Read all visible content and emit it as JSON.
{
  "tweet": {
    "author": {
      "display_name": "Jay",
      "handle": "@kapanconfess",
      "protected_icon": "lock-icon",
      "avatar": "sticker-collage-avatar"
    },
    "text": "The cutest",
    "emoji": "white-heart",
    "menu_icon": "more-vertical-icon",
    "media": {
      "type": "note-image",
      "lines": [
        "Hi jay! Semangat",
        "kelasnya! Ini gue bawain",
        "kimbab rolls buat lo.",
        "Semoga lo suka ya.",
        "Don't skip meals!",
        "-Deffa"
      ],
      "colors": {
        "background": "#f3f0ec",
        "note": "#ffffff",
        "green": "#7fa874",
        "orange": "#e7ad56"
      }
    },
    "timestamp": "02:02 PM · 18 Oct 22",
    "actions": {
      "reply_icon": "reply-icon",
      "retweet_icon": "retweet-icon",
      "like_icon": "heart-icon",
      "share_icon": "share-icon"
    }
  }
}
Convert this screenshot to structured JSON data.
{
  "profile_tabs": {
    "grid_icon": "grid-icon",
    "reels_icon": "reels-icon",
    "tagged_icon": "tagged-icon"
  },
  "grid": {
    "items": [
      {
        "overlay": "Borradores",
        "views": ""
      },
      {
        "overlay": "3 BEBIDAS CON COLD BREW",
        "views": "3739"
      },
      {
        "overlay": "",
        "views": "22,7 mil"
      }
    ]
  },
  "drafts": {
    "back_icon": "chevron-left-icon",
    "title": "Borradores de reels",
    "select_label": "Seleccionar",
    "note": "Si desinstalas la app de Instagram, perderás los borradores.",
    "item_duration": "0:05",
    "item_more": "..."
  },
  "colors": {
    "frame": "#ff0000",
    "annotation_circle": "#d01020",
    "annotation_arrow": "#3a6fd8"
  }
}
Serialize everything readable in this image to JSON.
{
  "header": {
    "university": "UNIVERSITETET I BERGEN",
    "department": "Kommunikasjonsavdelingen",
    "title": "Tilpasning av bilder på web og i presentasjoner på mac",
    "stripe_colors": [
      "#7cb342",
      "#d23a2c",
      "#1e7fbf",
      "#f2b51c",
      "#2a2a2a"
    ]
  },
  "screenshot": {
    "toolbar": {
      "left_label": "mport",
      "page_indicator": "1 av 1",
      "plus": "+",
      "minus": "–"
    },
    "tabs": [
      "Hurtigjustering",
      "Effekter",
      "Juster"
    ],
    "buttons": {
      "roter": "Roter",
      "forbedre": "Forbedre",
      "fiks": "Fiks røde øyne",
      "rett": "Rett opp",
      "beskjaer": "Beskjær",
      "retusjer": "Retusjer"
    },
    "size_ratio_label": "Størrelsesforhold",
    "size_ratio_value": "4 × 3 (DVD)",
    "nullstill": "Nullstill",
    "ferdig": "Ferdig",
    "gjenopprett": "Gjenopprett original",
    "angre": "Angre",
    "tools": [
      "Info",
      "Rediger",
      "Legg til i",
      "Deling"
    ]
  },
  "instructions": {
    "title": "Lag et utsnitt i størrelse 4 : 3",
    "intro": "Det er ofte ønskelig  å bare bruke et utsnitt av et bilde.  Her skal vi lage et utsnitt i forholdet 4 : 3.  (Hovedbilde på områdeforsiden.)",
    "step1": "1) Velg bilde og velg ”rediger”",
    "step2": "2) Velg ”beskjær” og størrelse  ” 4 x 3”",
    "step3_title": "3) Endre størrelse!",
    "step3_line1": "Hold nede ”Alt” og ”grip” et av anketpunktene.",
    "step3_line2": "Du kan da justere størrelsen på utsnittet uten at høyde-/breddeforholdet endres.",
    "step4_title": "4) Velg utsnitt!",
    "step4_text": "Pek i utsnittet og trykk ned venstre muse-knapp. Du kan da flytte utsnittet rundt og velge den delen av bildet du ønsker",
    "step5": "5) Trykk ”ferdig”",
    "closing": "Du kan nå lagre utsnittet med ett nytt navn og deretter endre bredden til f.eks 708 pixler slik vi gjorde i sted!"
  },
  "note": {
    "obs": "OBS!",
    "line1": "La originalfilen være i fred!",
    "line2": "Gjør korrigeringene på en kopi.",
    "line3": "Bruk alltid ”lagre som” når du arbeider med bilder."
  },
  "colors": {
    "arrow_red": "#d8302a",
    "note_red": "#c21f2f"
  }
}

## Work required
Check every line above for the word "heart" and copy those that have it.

## Output for this task
    "emoji": "white-heart",
      "like_icon": "heart-icon",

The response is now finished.